# [Required action]
Please find every line below that includes "Delayed" and report how many there are. Nothing else is needed.

***** Source information *****

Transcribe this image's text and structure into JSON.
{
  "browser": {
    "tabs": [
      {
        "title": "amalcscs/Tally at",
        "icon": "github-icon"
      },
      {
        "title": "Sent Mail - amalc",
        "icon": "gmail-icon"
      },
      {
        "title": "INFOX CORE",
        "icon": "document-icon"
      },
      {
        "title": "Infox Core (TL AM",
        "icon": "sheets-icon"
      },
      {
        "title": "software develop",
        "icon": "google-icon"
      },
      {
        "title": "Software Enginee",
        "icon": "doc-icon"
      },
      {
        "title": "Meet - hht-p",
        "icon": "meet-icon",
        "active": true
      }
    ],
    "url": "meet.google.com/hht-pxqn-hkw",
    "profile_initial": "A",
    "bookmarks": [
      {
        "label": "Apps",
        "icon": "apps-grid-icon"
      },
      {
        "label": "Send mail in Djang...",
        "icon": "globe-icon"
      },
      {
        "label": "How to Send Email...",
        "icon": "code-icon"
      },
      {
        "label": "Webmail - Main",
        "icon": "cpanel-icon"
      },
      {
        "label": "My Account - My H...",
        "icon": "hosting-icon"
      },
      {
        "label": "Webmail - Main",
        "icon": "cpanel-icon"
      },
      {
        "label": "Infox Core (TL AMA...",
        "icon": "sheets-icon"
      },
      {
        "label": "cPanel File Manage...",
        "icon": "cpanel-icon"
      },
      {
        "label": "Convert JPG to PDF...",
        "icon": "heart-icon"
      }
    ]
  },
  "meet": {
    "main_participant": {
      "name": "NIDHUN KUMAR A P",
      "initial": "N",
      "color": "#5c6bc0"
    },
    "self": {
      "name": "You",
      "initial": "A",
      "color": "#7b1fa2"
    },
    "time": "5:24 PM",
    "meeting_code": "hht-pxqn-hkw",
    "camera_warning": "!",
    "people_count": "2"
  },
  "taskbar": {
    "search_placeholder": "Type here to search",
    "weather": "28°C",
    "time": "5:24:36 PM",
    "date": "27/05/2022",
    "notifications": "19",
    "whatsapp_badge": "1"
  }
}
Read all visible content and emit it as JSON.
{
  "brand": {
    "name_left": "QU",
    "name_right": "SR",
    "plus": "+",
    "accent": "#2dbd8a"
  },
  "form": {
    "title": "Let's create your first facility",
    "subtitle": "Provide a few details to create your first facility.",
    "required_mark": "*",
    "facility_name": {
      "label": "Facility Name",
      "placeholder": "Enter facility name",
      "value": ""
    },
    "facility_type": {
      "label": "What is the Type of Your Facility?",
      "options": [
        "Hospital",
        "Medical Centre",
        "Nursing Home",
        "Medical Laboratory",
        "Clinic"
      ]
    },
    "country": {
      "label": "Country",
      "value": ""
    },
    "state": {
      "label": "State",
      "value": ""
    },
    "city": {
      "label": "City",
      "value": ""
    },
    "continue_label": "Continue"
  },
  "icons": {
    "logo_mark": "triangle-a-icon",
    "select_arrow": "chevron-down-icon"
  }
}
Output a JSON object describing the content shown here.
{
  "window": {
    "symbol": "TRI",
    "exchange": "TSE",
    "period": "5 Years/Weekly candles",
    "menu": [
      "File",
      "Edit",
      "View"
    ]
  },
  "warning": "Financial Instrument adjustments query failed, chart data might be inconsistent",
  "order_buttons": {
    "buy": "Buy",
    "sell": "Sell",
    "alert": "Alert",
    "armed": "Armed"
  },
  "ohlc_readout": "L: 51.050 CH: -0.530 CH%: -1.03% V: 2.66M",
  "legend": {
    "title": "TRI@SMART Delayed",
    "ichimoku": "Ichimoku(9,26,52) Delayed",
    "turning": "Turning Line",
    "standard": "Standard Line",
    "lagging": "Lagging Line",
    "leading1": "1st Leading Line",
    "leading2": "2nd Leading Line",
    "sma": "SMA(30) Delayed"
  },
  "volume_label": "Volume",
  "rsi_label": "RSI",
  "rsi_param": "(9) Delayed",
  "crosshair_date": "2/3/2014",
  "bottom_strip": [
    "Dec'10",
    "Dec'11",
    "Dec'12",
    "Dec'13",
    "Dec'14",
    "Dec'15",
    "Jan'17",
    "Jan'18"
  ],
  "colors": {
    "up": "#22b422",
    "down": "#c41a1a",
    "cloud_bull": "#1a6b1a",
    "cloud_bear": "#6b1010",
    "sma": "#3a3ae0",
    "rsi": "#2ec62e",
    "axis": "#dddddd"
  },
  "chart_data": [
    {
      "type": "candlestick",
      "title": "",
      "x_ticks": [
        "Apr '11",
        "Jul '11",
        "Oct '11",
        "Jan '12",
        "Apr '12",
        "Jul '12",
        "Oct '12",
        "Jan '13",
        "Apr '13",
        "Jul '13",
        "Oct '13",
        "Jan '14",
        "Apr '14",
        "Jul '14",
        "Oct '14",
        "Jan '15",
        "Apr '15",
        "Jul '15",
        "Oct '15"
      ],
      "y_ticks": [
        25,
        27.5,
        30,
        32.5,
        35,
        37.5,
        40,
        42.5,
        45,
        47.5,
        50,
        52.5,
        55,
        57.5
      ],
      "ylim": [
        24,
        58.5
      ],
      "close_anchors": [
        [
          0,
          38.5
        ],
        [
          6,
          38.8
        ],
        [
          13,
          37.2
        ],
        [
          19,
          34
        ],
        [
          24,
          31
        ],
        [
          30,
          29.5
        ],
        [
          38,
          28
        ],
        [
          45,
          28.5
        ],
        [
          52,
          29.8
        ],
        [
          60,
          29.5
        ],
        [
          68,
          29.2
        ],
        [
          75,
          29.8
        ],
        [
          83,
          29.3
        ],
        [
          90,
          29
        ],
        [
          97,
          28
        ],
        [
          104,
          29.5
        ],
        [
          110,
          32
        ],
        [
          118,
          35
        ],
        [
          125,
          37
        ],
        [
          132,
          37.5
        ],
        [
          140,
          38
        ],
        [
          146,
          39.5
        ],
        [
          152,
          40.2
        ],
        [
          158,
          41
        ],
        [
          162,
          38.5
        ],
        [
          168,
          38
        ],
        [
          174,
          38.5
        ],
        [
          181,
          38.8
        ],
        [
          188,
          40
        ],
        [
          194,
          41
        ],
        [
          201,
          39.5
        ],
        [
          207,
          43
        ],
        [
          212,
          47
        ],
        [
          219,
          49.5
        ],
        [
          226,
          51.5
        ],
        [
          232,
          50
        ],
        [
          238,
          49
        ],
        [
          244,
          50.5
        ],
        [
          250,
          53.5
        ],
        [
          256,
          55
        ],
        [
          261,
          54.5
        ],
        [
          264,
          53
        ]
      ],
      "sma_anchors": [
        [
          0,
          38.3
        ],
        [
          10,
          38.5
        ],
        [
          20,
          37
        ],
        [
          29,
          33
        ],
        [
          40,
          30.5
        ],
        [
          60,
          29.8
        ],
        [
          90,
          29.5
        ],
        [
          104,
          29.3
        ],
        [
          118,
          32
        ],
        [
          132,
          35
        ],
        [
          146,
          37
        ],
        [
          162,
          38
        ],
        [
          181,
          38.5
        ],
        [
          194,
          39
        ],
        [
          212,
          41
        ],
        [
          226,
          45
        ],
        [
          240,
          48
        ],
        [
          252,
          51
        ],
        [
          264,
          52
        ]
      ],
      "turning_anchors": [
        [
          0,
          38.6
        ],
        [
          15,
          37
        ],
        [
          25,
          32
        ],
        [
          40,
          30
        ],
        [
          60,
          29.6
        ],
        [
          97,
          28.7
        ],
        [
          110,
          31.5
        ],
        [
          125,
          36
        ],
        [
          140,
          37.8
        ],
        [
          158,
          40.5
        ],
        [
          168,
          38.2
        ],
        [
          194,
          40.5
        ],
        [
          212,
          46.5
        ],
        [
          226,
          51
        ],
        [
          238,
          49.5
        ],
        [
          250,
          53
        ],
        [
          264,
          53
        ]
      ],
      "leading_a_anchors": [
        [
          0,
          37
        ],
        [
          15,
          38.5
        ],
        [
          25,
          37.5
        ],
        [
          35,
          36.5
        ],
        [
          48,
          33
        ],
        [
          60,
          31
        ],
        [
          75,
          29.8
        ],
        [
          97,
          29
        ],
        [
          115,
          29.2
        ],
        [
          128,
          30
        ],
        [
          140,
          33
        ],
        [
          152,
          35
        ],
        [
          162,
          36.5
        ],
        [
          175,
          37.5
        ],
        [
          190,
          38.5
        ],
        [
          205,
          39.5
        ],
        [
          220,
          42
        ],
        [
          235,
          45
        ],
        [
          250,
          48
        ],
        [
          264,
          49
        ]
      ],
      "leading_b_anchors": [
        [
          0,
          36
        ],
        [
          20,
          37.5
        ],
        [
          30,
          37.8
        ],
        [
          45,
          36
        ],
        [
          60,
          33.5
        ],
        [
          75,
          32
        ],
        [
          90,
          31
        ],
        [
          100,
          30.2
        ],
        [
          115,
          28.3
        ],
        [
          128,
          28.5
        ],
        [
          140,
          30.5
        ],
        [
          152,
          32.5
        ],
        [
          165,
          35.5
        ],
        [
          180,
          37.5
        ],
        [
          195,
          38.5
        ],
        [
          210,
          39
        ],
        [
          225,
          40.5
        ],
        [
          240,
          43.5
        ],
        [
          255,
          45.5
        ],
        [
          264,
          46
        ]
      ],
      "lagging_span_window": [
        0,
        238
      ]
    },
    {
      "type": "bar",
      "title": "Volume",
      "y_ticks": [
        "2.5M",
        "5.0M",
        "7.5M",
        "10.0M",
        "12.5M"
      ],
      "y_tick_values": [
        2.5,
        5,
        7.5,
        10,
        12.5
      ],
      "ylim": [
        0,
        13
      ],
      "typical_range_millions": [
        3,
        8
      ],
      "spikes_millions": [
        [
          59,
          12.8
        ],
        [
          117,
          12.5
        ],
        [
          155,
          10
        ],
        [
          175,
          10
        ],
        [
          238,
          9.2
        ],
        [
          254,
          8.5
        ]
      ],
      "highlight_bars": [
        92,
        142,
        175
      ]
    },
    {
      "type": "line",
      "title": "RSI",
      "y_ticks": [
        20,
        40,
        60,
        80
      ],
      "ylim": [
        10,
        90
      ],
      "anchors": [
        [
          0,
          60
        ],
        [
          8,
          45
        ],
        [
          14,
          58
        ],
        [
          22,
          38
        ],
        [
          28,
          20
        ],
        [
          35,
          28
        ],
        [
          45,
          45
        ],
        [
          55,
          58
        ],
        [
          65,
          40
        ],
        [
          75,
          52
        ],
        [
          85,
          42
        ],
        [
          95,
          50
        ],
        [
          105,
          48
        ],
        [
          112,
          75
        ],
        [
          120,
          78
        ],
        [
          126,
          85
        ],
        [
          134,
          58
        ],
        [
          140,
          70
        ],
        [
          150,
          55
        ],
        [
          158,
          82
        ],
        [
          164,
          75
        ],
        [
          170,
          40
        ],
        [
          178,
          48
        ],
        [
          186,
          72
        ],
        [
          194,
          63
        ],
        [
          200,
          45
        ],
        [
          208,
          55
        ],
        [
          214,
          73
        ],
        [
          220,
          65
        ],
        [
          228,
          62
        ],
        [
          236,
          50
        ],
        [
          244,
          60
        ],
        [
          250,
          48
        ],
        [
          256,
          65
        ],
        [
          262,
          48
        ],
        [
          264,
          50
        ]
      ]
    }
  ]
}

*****

# [Output for this task]
4